**Task requirements**
Copy each line of the entries that includes the word "JSON".
----- Excerpted data -----
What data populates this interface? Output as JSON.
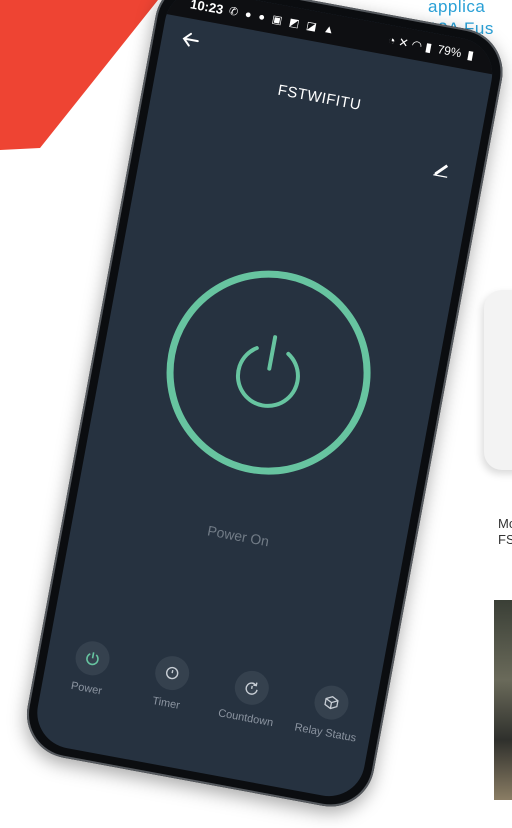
{
  "background": {
    "heading_lines": [
      "applica",
      "13A Fus"
    ],
    "model_lines": [
      "Mc",
      "FS"
    ]
  },
  "status_bar": {
    "time": "10:23",
    "battery": "79%"
  },
  "header": {
    "title": "FSTWIFITU"
  },
  "main": {
    "power_state": "Power On",
    "accent_color": "#67c4a0",
    "is_on": true
  },
  "navbar": {
    "items": [
      {
        "label": "Power",
        "icon": "power-icon",
        "active": true
      },
      {
        "label": "Timer",
        "icon": "timer-icon"
      },
      {
        "label": "Countdown",
        "icon": "countdown-icon"
      },
      {
        "label": "Relay Status",
        "icon": "relay-status-icon"
      }
    ]
  }
}
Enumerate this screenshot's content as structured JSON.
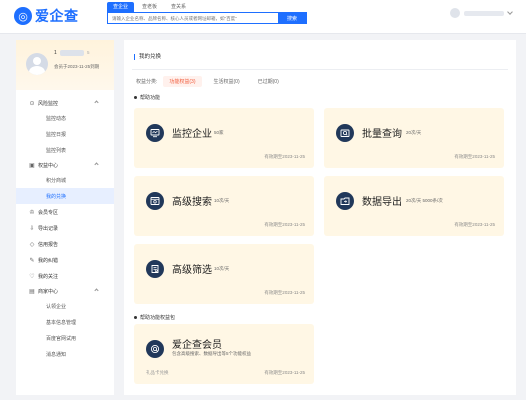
{
  "header": {
    "logo_text": "爱企查",
    "search_tabs": [
      "查企业",
      "查老板",
      "查关系"
    ],
    "search_placeholder": "请输入企业名称、品牌名称、核心人员或者网址邮箱，如\"百度\"",
    "search_button": "搜索"
  },
  "profile": {
    "name_prefix": "1",
    "level_suffix": "5",
    "expiry": "会员于2023-11-25到期"
  },
  "sidebar": {
    "groups": [
      {
        "label": "风险监控",
        "icon": "shield-icon",
        "items": [
          "监控动态",
          "监控日报",
          "监控列表"
        ]
      },
      {
        "label": "权益中心",
        "icon": "gift-icon",
        "items": [
          "积分商城",
          "我的兑换"
        ]
      }
    ],
    "active_item": "我的兑换",
    "singles": [
      {
        "label": "会员专区",
        "icon": "crown-icon"
      },
      {
        "label": "导出记录",
        "icon": "download-icon"
      },
      {
        "label": "信用报告",
        "icon": "report-icon"
      },
      {
        "label": "我的纠错",
        "icon": "edit-icon"
      },
      {
        "label": "我的关注",
        "icon": "heart-icon"
      }
    ],
    "merchant_group": {
      "label": "商家中心",
      "icon": "store-icon",
      "items": [
        "认领企业",
        "基本信息管理",
        "百度官网试用",
        "消息通知"
      ]
    }
  },
  "main": {
    "title": "我的兑换",
    "filter_label": "权益分类:",
    "filters": [
      {
        "label": "功能权益(3)",
        "active": true
      },
      {
        "label": "生活权益(0)",
        "active": false
      },
      {
        "label": "已过期(0)",
        "active": false
      }
    ],
    "section_1": "帮助功能",
    "section_2": "帮助功能权益包",
    "cards": [
      {
        "title": "监控企业",
        "quota": "50家",
        "expiry": "有效期至2023-11-25",
        "icon": "monitor-icon"
      },
      {
        "title": "批量查询",
        "quota": "20次/天",
        "expiry": "有效期至2023-11-25",
        "icon": "batch-query-icon"
      },
      {
        "title": "高级搜索",
        "quota": "10次/天",
        "expiry": "有效期至2023-11-25",
        "icon": "advanced-search-icon"
      },
      {
        "title": "数据导出",
        "quota": "20次/天 5000条/次",
        "expiry": "有效期至2023-11-25",
        "icon": "data-export-icon"
      },
      {
        "title": "高级筛选",
        "quota": "10次/天",
        "expiry": "有效期至2023-11-25",
        "icon": "filter-icon"
      }
    ],
    "package": {
      "title": "爱企查会员",
      "description": "包含高级搜索、数据导出等5个功能权益",
      "source": "礼品卡兑换",
      "expiry": "有效期至2023-11-25",
      "icon": "member-badge-icon"
    }
  },
  "colors": {
    "brand_blue": "#1e6fff",
    "card_bg": "#fff7e5",
    "active_filter": "#f15a3a",
    "icon_dark": "#21385a"
  }
}
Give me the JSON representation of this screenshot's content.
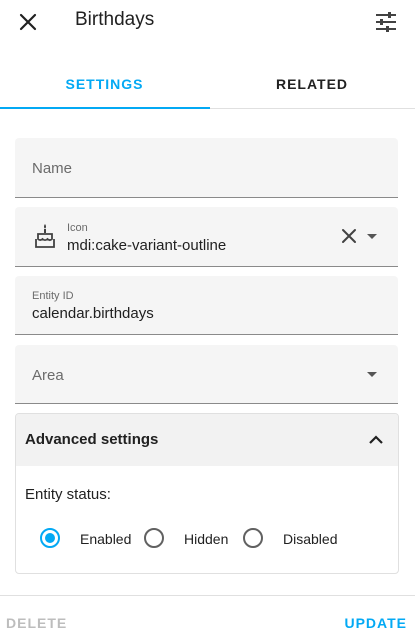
{
  "header": {
    "title": "Birthdays",
    "close_icon": "close-icon",
    "settings_icon": "tune-icon"
  },
  "tabs": [
    {
      "label": "SETTINGS",
      "active": true
    },
    {
      "label": "RELATED",
      "active": false
    }
  ],
  "form": {
    "name": {
      "placeholder": "Name",
      "value": ""
    },
    "icon": {
      "label": "Icon",
      "value": "mdi:cake-variant-outline",
      "icon": "cake-variant-outline-icon"
    },
    "entity_id": {
      "label": "Entity ID",
      "value": "calendar.birthdays"
    },
    "area": {
      "placeholder": "Area",
      "value": ""
    }
  },
  "advanced": {
    "title": "Advanced settings",
    "expanded": true,
    "status_label": "Entity status:",
    "options": [
      {
        "label": "Enabled",
        "selected": true
      },
      {
        "label": "Hidden",
        "selected": false
      },
      {
        "label": "Disabled",
        "selected": false
      }
    ]
  },
  "footer": {
    "delete_label": "DELETE",
    "update_label": "UPDATE"
  },
  "colors": {
    "accent": "#03a9f4",
    "field_bg": "#f5f5f5",
    "disabled_text": "#bdbdbd"
  }
}
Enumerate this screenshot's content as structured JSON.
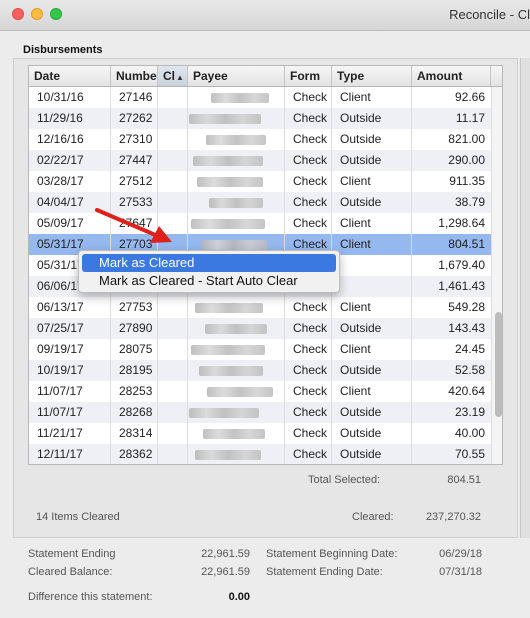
{
  "window": {
    "title": "Reconcile - Cl"
  },
  "section": {
    "title": "Disbursements"
  },
  "columns": [
    {
      "label": "Date"
    },
    {
      "label": "Numbe"
    },
    {
      "label": "Cl"
    },
    {
      "label": "Payee"
    },
    {
      "label": "Form"
    },
    {
      "label": "Type"
    },
    {
      "label": "Amount"
    }
  ],
  "sort_indicator": "▲",
  "rows": [
    {
      "date": "10/31/16",
      "number": "27146",
      "form": "Check",
      "type": "Client",
      "amount": "92.66"
    },
    {
      "date": "11/29/16",
      "number": "27262",
      "form": "Check",
      "type": "Outside",
      "amount": "11.17"
    },
    {
      "date": "12/16/16",
      "number": "27310",
      "form": "Check",
      "type": "Outside",
      "amount": "821.00"
    },
    {
      "date": "02/22/17",
      "number": "27447",
      "form": "Check",
      "type": "Outside",
      "amount": "290.00"
    },
    {
      "date": "03/28/17",
      "number": "27512",
      "form": "Check",
      "type": "Client",
      "amount": "911.35"
    },
    {
      "date": "04/04/17",
      "number": "27533",
      "form": "Check",
      "type": "Outside",
      "amount": "38.79"
    },
    {
      "date": "05/09/17",
      "number": "27647",
      "form": "Check",
      "type": "Client",
      "amount": "1,298.64"
    },
    {
      "date": "05/31/17",
      "number": "27703",
      "form": "Check",
      "type": "Client",
      "amount": "804.51"
    },
    {
      "date": "05/31/17",
      "number": "",
      "form": "",
      "type": "",
      "amount": "1,679.40"
    },
    {
      "date": "06/06/17",
      "number": "",
      "form": "",
      "type": "",
      "amount": "1,461.43"
    },
    {
      "date": "06/13/17",
      "number": "27753",
      "form": "Check",
      "type": "Client",
      "amount": "549.28"
    },
    {
      "date": "07/25/17",
      "number": "27890",
      "form": "Check",
      "type": "Outside",
      "amount": "143.43"
    },
    {
      "date": "09/19/17",
      "number": "28075",
      "form": "Check",
      "type": "Client",
      "amount": "24.45"
    },
    {
      "date": "10/19/17",
      "number": "28195",
      "form": "Check",
      "type": "Outside",
      "amount": "52.58"
    },
    {
      "date": "11/07/17",
      "number": "28253",
      "form": "Check",
      "type": "Client",
      "amount": "420.64"
    },
    {
      "date": "11/07/17",
      "number": "28268",
      "form": "Check",
      "type": "Outside",
      "amount": "23.19"
    },
    {
      "date": "11/21/17",
      "number": "28314",
      "form": "Check",
      "type": "Outside",
      "amount": "40.00"
    },
    {
      "date": "12/11/17",
      "number": "28362",
      "form": "Check",
      "type": "Outside",
      "amount": "70.55"
    }
  ],
  "selected_row_index": 7,
  "context_menu": {
    "items": [
      "Mark as Cleared",
      "Mark as Cleared - Start Auto Clear"
    ]
  },
  "totals": {
    "total_selected_label": "Total Selected:",
    "total_selected_value": "804.51",
    "items_cleared": "14 Items Cleared",
    "cleared_label": "Cleared:",
    "cleared_value": "237,270.32"
  },
  "statement": {
    "ending_label": "Statement Ending",
    "ending_value": "22,961.59",
    "cleared_balance_label": "Cleared Balance:",
    "cleared_balance_value": "22,961.59",
    "beginning_date_label": "Statement Beginning Date:",
    "beginning_date_value": "06/29/18",
    "ending_date_label": "Statement Ending Date:",
    "ending_date_value": "07/31/18",
    "difference_label": "Difference this statement:",
    "difference_value": "0.00"
  },
  "colors": {
    "selection": "#95b8ef",
    "menu_highlight": "#3b78e0",
    "annotation_arrow": "#e0201a"
  }
}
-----
**Result**
What data populates this interface? Output as JSON.
Enumerate this screenshot's content as structured JSON.
Give me the JSON representation of this screenshot's content.
Enumerate this screenshot's content as structured JSON.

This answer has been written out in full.